Turning to the region, on the Golan, the ceasefire between Israel and Syria has been generally maintained. However, the security situation continues to be volatile, with continued violations of the 1974 Disengagement of Forces Agreement by the parties, leading to heightened tension between Israel and Syria. Late on 3 February, UNDOF observed kinetic activity in its area of operation. The next day, the IDF informed that they had “carried out a precision strike against infrastructures [in Damascus International Airport] that are utilized by proxies for transfers of weaponry and mobilization against the State of Israel.” UNDOF continues to liaise with both parties to remind them of their obligations to respect the terms of the Disengagement Agreement and prevent escalation of the situation across the ceasefire line.
In Lebanon, the population faces increasing hardship, as a result of the steadily deteriorating economic situation and impact of the COVID-19 pandemic. On 26 and 27 January in Tripoli, two protestors died following clashes with security forces.
In the UNIFIL area of operations, incidents of weapons pointing between the Israel Defense Forces and the Lebanese Armed Forces across the Blue Line contributed to heightened tensions. UNIFIL remains engaged with the parties to defuse tensions, including through its liaison and coordination efforts.
Madam President, in closing allow me to underline the following,
It is critical to begin the process of restoring hope to Palestinians and Israelis that the achievement of the two-State solution and a just, lasting and comprehensive peace can be realized. Given the reality of developments on the ground, the depth of the task is daunting, but not insurmountable. We must seize emerging opportunities.

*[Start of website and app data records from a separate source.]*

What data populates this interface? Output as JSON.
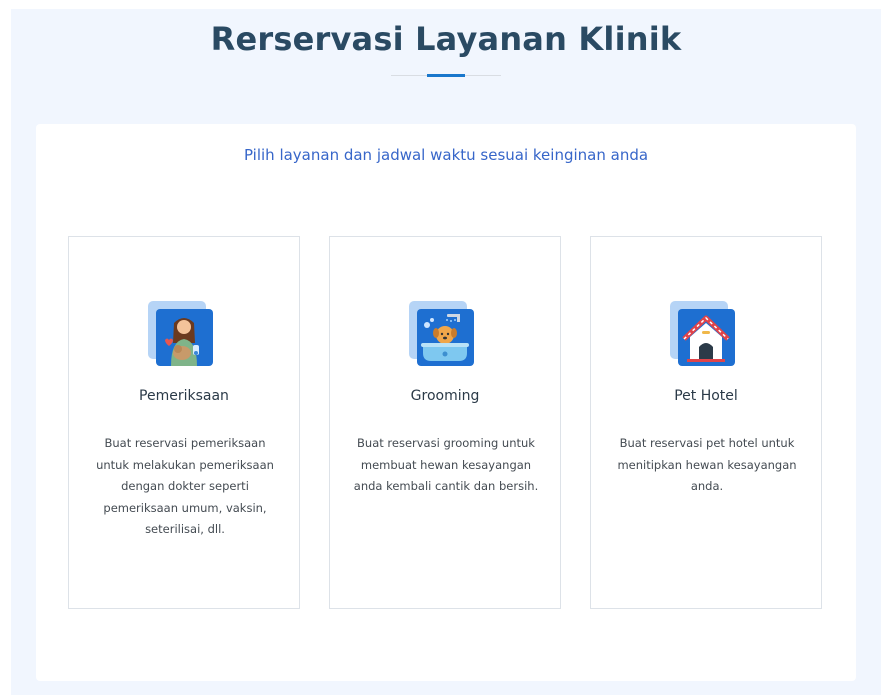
{
  "header": {
    "title": "Rerservasi Layanan Klinik"
  },
  "panel": {
    "subtitle": "Pilih layanan dan jadwal waktu sesuai keinginan anda"
  },
  "services": [
    {
      "icon": "vet-checkup-icon",
      "title": "Pemeriksaan",
      "description": "Buat reservasi pemeriksaan untuk melakukan pemeriksaan dengan dokter seperti pemeriksaan umum, vaksin, seterilisai, dll."
    },
    {
      "icon": "pet-grooming-icon",
      "title": "Grooming",
      "description": "Buat reservasi grooming untuk membuat hewan kesayangan anda kembali cantik dan bersih."
    },
    {
      "icon": "pet-hotel-icon",
      "title": "Pet Hotel",
      "description": "Buat reservasi pet hotel untuk menitipkan hewan kesayangan anda."
    }
  ],
  "colors": {
    "section_bg": "#f1f6fe",
    "title": "#2a4a63",
    "accent": "#1977cc",
    "subtitle": "#3766c9",
    "icon_bg": "#1e6fd1"
  }
}
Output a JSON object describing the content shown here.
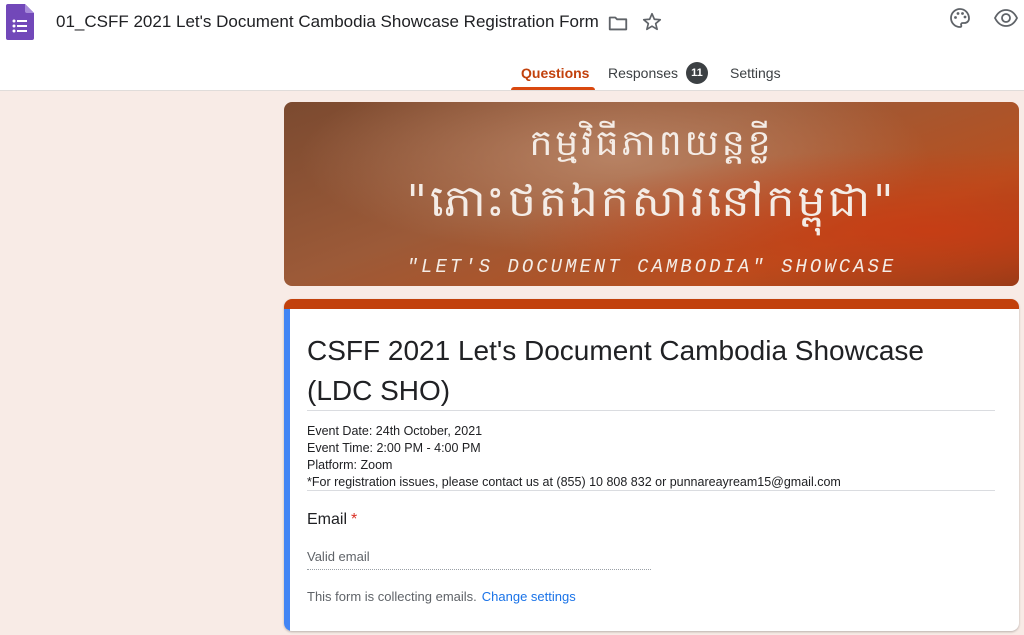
{
  "header": {
    "title": "01_CSFF 2021 Let's Document Cambodia Showcase Registration Form",
    "icons": [
      "forms-app-icon",
      "folder-icon",
      "star-icon",
      "palette-icon",
      "preview-eye-icon"
    ]
  },
  "tabs": {
    "questions": "Questions",
    "responses": "Responses",
    "responses_count": "11",
    "settings": "Settings"
  },
  "banner": {
    "line1": "កម្មវិធីភាពយន្តខ្លី",
    "line2": "\"ភោះថតឯកសារនៅកម្ពុជា\"",
    "line3": "\"LET'S DOCUMENT CAMBODIA\" SHOWCASE"
  },
  "form": {
    "title": "CSFF 2021 Let's Document Cambodia Showcase (LDC SHO)",
    "description": [
      "Event Date: 24th October, 2021",
      "Event Time: 2:00 PM - 4:00 PM",
      "Platform: Zoom",
      "*For registration issues, please contact us at (855) 10 808 832 or punnareayream15@gmail.com"
    ],
    "email_label": "Email",
    "required_mark": "*",
    "email_placeholder": "Valid email",
    "collect_note": "This form is collecting emails.",
    "change_settings": "Change settings"
  },
  "colors": {
    "accent": "#c2410c",
    "left_bar": "#4285f4",
    "background": "#f8ebe6",
    "link": "#1a73e8",
    "required": "#d93025"
  }
}
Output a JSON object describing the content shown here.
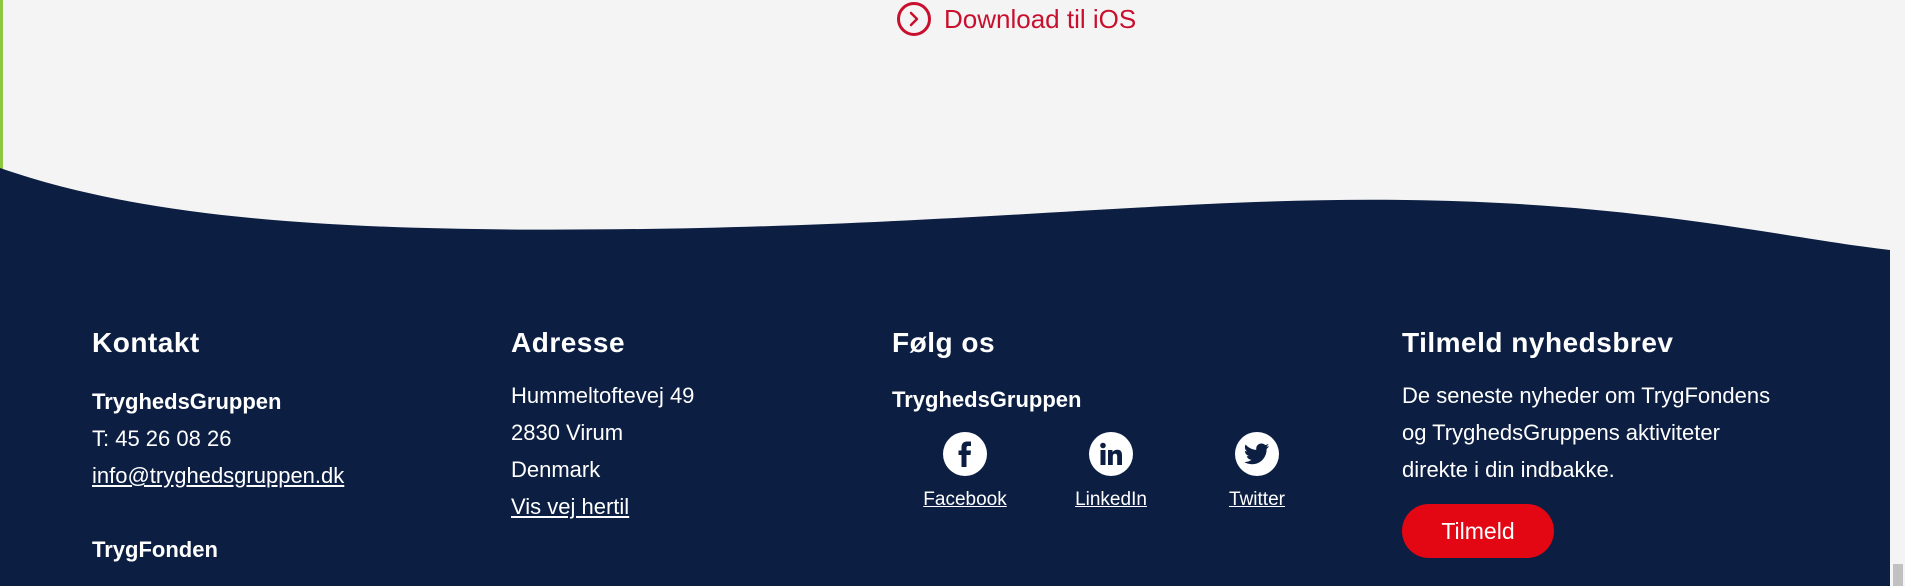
{
  "top": {
    "ios_link": "Download til iOS"
  },
  "kontakt": {
    "heading": "Kontakt",
    "org1": "TryghedsGruppen",
    "phone": "T: 45 26 08 26",
    "email": "info@tryghedsgruppen.dk",
    "org2": "TrygFonden"
  },
  "adresse": {
    "heading": "Adresse",
    "street": "Hummeltoftevej 49",
    "city": "2830 Virum",
    "country": "Denmark",
    "directions": "Vis vej hertil"
  },
  "follow": {
    "heading": "Følg os",
    "org": "TryghedsGruppen",
    "socials": [
      {
        "label": "Facebook",
        "icon": "facebook-icon"
      },
      {
        "label": "LinkedIn",
        "icon": "linkedin-icon"
      },
      {
        "label": "Twitter",
        "icon": "twitter-icon"
      }
    ]
  },
  "newsletter": {
    "heading": "Tilmeld nyhedsbrev",
    "line1": "De seneste nyheder om TrygFondens",
    "line2": "og TryghedsGruppens aktiviteter",
    "line3": "direkte i din indbakke.",
    "button": "Tilmeld"
  },
  "colors": {
    "footer_bg": "#0c1e42",
    "accent_red": "#c8102e",
    "button_red": "#e30613",
    "page_bg": "#f4f4f4"
  }
}
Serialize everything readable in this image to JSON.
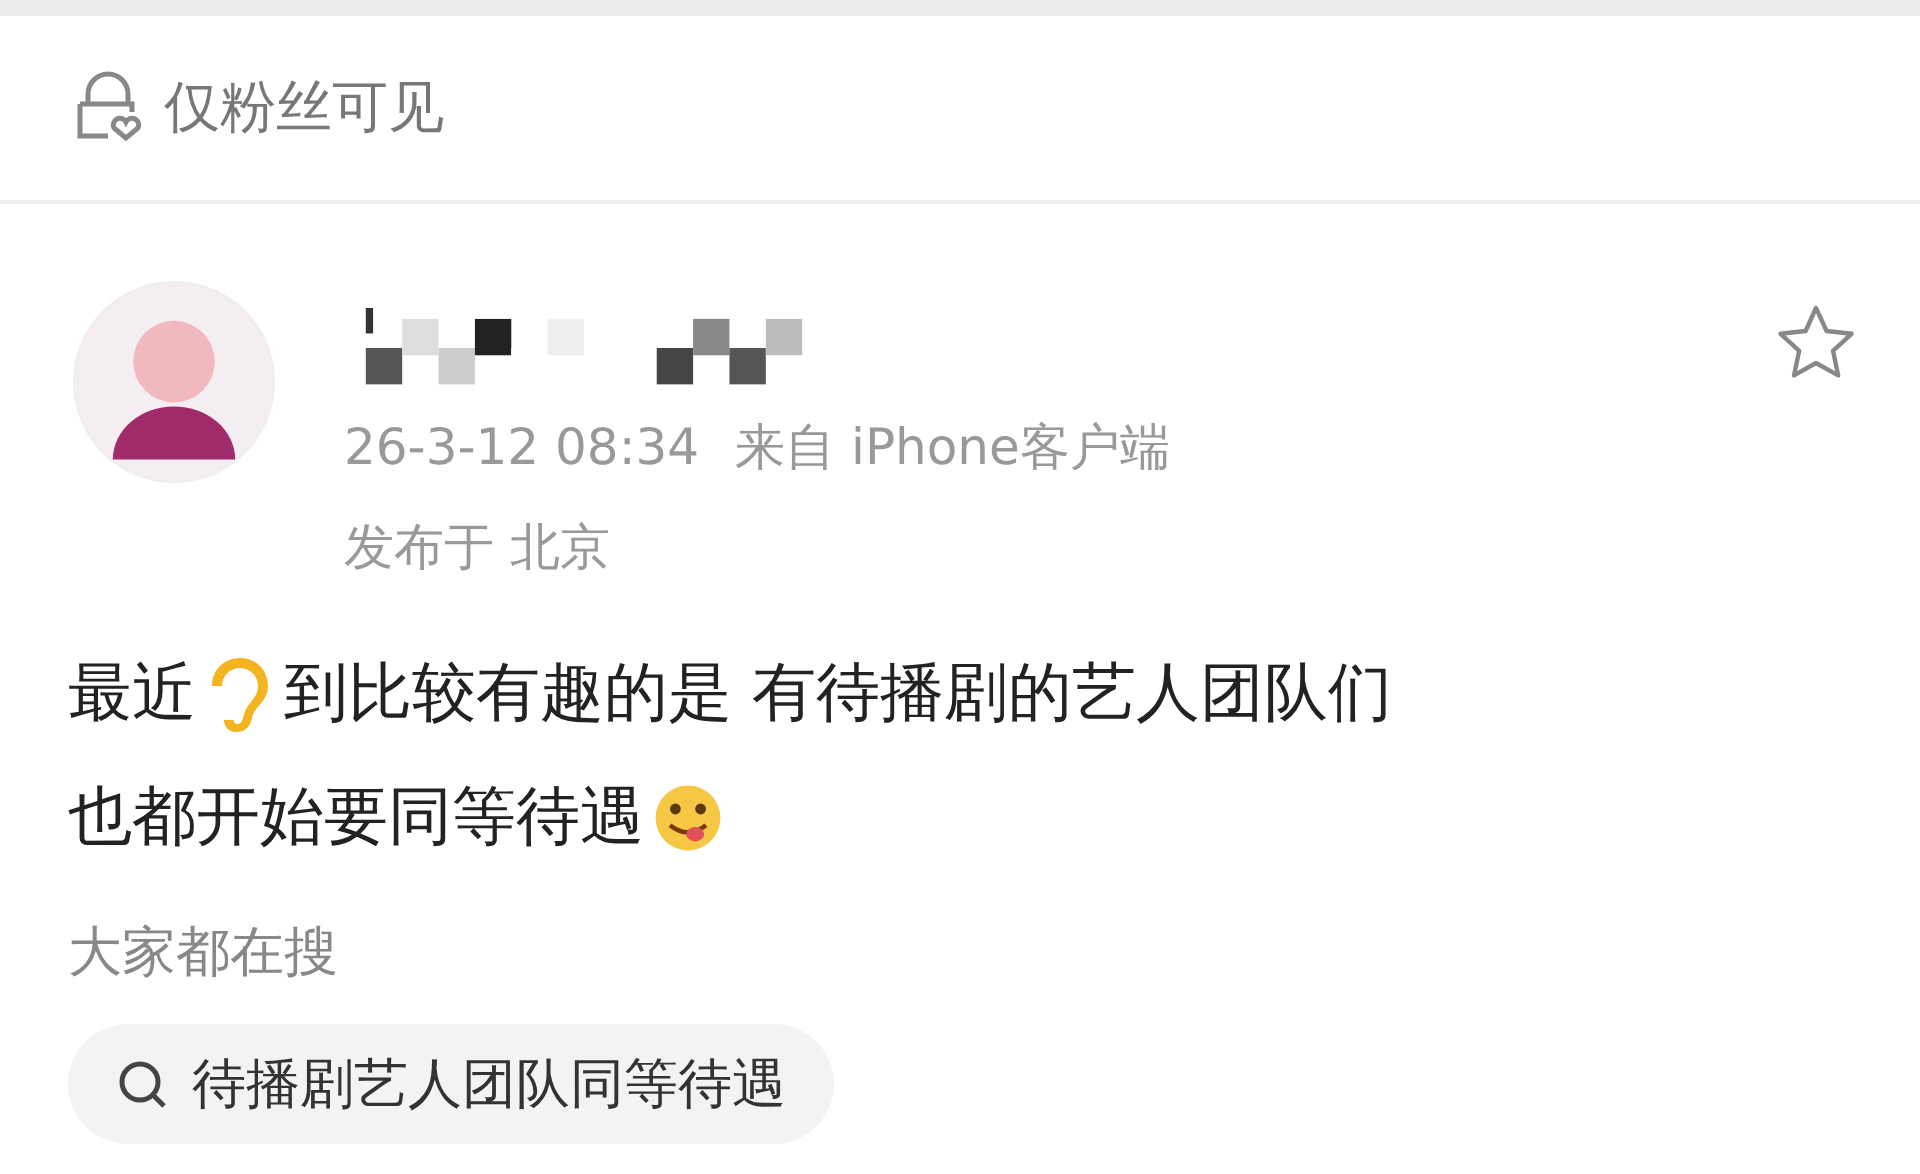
{
  "visibility": {
    "label": "仅粉丝可见"
  },
  "post": {
    "timestamp": "26-3-12 08:34",
    "source": "来自 iPhone客户端",
    "location": "发布于 北京",
    "favorited": false,
    "lines": [
      [
        {
          "kind": "text",
          "text": "最近"
        },
        {
          "kind": "ear"
        },
        {
          "kind": "text",
          "text": "到比较有趣的是 有待播剧的艺人团队们"
        }
      ],
      [
        {
          "kind": "text",
          "text": "也都开始要同等待遇"
        },
        {
          "kind": "tongue"
        }
      ]
    ]
  },
  "trending": {
    "title": "大家都在搜",
    "suggestions": [
      "待播剧艺人团队同等待遇"
    ]
  }
}
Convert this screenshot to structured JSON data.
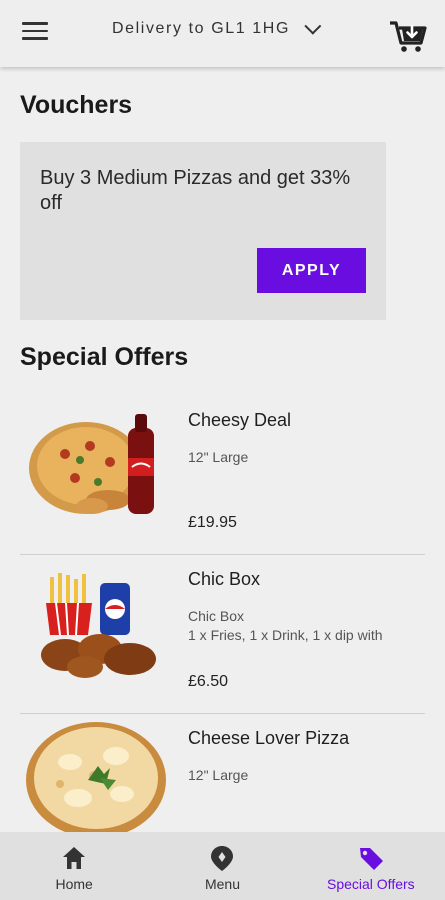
{
  "header": {
    "delivery_label": "Delivery to GL1 1HG"
  },
  "vouchers": {
    "title": "Vouchers",
    "card_text": "Buy 3 Medium Pizzas and get 33% off",
    "apply_label": "APPLY"
  },
  "special_offers": {
    "title": "Special Offers",
    "items": [
      {
        "name": "Cheesy Deal",
        "description": "12\" Large",
        "price": "£19.95"
      },
      {
        "name": "Chic Box",
        "description": "Chic Box\n1 x Fries, 1 x Drink, 1 x dip with",
        "price": "£6.50"
      },
      {
        "name": "Cheese Lover Pizza",
        "description": "12\" Large",
        "price": ""
      }
    ]
  },
  "nav": {
    "items": [
      {
        "label": "Home",
        "icon": "home-icon"
      },
      {
        "label": "Menu",
        "icon": "map-pin-icon"
      },
      {
        "label": "Special Offers",
        "icon": "tag-icon"
      }
    ],
    "active_color": "#6a0de0"
  },
  "colors": {
    "accent": "#6a0de0",
    "background": "#efefef",
    "card": "#e0e0e0"
  }
}
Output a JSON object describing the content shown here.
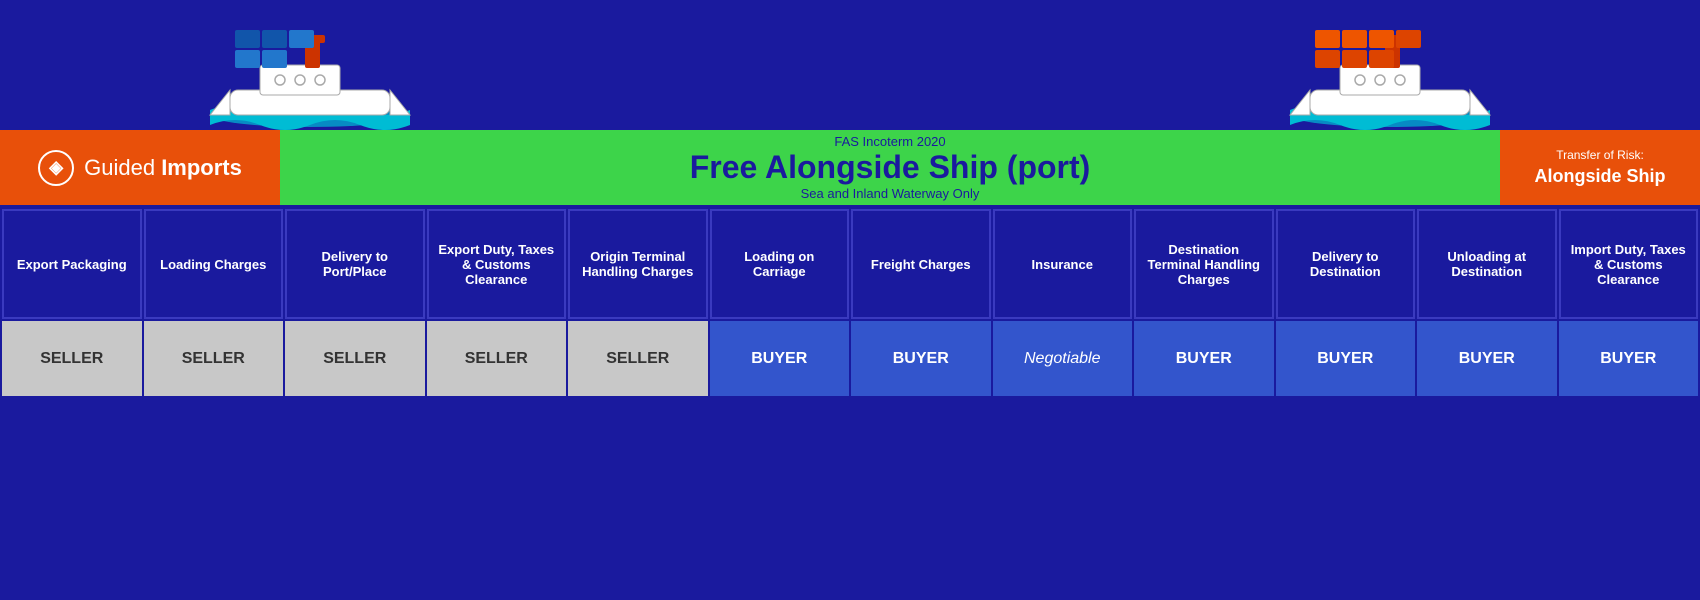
{
  "logo": {
    "icon": "◈",
    "text_normal": "Guided ",
    "text_bold": "Imports"
  },
  "header": {
    "incoterm_label": "FAS Incoterm 2020",
    "title": "Free Alongside Ship (port)",
    "subtitle": "Sea and Inland Waterway Only"
  },
  "transfer": {
    "label": "Transfer of Risk:",
    "value": "Alongside Ship"
  },
  "columns": [
    {
      "header": "Export Packaging",
      "value": "SELLER",
      "type": "seller"
    },
    {
      "header": "Loading Charges",
      "value": "SELLER",
      "type": "seller"
    },
    {
      "header": "Delivery to Port/Place",
      "value": "SELLER",
      "type": "seller"
    },
    {
      "header": "Export Duty, Taxes & Customs Clearance",
      "value": "SELLER",
      "type": "seller"
    },
    {
      "header": "Origin Terminal Handling Charges",
      "value": "SELLER",
      "type": "seller"
    },
    {
      "header": "Loading on Carriage",
      "value": "BUYER",
      "type": "buyer"
    },
    {
      "header": "Freight Charges",
      "value": "BUYER",
      "type": "buyer"
    },
    {
      "header": "Insurance",
      "value": "Negotiable",
      "type": "negotiable"
    },
    {
      "header": "Destination Terminal Handling Charges",
      "value": "BUYER",
      "type": "buyer"
    },
    {
      "header": "Delivery to Destination",
      "value": "BUYER",
      "type": "buyer"
    },
    {
      "header": "Unloading at Destination",
      "value": "BUYER",
      "type": "buyer"
    },
    {
      "header": "Import Duty, Taxes & Customs Clearance",
      "value": "BUYER",
      "type": "buyer"
    }
  ]
}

The upcoming elections in Palestine may be one such opportunity. The extraordinarily high registration rate among the Palestinians is a resoundingly positive response from the people of Palestine in support of President Abbas’ call for elections. The holding of free and fair elections across the Occupied Palestinian Territory is a crucial step towards reestablishing Palestinian national unity, one that can renew the legitimacy of national institutions, including a democratically elected Legislative Council and Government in Palestine.
The democratic right to vote, particularly for young people, is the right to decide one’s own political future and should be carefully guarded. The UN and the international community will continue to play an active part in supporting the election process.
Elections will also help to clear the path toward restoring a legitimate political horizon to realize a two-State solution. The United Nations, alongside its partners in the Middle East Quartet, will continue to support Palestinians and Israelis in their efforts to achieve this goal.